Activity: Within the material below, tally every line that holds the word "Figure", then give the tally and nothing more.
══ Data for this task ══
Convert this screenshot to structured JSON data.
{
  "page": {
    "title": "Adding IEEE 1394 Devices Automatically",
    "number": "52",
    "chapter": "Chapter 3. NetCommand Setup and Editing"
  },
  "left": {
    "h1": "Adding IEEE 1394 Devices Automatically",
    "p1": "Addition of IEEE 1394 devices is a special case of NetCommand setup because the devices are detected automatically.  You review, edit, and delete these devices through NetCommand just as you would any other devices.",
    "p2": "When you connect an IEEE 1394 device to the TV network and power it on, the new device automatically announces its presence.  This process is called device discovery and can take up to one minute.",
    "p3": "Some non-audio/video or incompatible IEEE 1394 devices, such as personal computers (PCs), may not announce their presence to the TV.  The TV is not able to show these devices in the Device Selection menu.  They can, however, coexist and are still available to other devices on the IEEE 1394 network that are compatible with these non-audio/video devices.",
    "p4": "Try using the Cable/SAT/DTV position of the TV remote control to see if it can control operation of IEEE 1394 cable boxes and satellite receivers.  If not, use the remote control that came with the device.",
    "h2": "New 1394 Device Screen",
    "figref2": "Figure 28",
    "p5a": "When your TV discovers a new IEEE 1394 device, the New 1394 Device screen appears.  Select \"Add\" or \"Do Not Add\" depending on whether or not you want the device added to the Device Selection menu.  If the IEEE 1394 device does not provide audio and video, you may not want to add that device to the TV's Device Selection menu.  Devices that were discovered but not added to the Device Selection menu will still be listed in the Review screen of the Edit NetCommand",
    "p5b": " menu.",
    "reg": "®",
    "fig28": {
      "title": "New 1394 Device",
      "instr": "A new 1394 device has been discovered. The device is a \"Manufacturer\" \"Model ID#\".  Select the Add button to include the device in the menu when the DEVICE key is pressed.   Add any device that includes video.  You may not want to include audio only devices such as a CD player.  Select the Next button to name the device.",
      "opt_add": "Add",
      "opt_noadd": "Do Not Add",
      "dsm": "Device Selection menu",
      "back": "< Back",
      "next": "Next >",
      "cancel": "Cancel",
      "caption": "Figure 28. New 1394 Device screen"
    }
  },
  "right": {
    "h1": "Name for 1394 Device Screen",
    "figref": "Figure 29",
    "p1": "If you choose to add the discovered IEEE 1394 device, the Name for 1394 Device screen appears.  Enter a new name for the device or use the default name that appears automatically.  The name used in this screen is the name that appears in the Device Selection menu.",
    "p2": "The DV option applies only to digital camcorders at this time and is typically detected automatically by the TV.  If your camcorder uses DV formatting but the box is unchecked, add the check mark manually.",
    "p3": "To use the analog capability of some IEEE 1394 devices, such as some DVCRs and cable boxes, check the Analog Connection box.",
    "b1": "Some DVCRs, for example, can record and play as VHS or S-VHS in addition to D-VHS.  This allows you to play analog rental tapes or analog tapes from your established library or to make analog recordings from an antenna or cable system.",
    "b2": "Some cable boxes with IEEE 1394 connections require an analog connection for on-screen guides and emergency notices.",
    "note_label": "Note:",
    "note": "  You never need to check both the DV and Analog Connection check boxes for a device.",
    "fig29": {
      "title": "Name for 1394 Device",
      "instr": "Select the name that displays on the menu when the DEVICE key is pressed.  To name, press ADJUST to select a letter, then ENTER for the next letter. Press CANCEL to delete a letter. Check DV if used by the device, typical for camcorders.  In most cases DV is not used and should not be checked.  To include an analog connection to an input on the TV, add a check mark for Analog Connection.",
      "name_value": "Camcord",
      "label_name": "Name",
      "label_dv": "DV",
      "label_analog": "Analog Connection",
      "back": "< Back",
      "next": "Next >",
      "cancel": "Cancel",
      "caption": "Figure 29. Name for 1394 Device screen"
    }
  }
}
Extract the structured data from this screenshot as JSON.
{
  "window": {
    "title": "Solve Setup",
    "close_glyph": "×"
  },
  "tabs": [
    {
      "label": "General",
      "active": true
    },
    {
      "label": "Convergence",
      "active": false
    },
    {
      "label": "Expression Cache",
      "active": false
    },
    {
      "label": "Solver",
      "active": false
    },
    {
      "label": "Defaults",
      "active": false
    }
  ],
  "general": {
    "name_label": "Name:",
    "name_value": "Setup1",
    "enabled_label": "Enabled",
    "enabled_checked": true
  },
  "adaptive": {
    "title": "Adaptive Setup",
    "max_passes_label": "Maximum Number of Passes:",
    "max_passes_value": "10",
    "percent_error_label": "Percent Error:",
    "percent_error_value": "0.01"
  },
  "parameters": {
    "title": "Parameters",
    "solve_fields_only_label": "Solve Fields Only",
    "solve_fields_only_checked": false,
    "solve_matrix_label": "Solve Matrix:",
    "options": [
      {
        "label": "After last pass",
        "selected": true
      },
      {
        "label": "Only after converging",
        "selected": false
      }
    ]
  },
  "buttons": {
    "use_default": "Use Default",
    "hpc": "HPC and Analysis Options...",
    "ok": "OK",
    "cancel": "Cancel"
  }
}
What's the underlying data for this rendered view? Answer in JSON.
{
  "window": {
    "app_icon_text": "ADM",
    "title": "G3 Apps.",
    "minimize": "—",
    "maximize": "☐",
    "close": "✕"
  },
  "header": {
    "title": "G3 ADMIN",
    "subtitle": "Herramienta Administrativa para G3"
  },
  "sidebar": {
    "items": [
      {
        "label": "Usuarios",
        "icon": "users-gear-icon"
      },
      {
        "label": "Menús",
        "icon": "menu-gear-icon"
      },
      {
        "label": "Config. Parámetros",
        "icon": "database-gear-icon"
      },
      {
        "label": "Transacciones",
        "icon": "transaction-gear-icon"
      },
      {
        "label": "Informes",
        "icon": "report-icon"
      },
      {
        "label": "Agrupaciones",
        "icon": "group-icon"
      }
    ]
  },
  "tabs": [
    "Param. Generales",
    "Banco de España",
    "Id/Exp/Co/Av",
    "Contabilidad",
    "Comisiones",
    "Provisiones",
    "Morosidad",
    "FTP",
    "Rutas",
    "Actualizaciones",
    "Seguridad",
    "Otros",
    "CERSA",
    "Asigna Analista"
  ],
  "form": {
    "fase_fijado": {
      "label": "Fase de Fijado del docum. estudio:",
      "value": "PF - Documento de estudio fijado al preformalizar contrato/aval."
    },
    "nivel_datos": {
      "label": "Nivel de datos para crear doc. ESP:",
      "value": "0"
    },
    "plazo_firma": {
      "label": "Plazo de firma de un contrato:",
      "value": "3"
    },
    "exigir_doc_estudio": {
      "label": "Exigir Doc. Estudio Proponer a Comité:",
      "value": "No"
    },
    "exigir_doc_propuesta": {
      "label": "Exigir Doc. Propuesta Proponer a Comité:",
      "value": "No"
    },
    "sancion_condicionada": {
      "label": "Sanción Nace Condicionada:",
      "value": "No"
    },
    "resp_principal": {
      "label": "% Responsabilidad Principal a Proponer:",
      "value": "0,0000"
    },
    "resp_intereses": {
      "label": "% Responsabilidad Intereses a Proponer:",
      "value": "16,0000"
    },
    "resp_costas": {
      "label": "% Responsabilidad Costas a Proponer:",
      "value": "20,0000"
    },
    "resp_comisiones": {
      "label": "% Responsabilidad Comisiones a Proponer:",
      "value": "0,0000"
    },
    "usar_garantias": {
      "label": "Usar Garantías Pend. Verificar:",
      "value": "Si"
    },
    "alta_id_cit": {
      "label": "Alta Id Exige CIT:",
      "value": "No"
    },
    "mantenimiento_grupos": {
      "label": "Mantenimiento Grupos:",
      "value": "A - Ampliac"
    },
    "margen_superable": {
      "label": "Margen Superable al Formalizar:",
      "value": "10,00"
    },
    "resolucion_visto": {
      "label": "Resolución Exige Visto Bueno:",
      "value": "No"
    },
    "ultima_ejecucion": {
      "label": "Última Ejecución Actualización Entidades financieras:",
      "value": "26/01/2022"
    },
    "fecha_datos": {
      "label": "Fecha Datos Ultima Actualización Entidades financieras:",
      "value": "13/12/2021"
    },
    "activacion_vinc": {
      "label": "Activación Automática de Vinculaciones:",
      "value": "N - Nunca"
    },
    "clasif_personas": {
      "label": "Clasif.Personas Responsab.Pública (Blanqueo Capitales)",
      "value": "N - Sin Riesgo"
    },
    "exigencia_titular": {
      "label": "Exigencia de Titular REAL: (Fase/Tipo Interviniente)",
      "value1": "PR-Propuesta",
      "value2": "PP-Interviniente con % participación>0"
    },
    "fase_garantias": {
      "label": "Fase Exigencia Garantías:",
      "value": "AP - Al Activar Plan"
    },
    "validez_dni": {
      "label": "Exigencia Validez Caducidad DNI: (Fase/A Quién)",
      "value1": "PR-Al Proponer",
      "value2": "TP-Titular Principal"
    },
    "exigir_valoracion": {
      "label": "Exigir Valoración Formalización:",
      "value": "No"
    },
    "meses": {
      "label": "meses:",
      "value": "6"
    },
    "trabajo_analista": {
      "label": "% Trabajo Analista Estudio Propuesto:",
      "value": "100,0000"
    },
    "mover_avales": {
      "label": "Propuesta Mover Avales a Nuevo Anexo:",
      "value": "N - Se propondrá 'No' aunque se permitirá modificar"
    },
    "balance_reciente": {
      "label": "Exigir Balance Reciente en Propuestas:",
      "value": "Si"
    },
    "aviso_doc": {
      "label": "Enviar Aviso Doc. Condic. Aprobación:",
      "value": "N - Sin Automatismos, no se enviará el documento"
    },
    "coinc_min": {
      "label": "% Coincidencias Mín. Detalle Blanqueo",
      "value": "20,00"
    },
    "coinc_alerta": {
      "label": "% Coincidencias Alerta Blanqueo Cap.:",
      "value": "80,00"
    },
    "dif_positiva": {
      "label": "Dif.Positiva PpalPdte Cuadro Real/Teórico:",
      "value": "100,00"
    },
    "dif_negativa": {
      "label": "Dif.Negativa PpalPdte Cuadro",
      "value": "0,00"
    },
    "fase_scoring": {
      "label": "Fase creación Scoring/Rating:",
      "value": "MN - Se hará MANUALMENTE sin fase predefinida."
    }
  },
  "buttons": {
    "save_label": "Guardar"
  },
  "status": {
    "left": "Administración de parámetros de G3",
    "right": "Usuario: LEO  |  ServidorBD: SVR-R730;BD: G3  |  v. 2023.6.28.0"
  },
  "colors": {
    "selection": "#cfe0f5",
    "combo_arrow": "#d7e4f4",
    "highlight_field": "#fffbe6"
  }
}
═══
Response: 4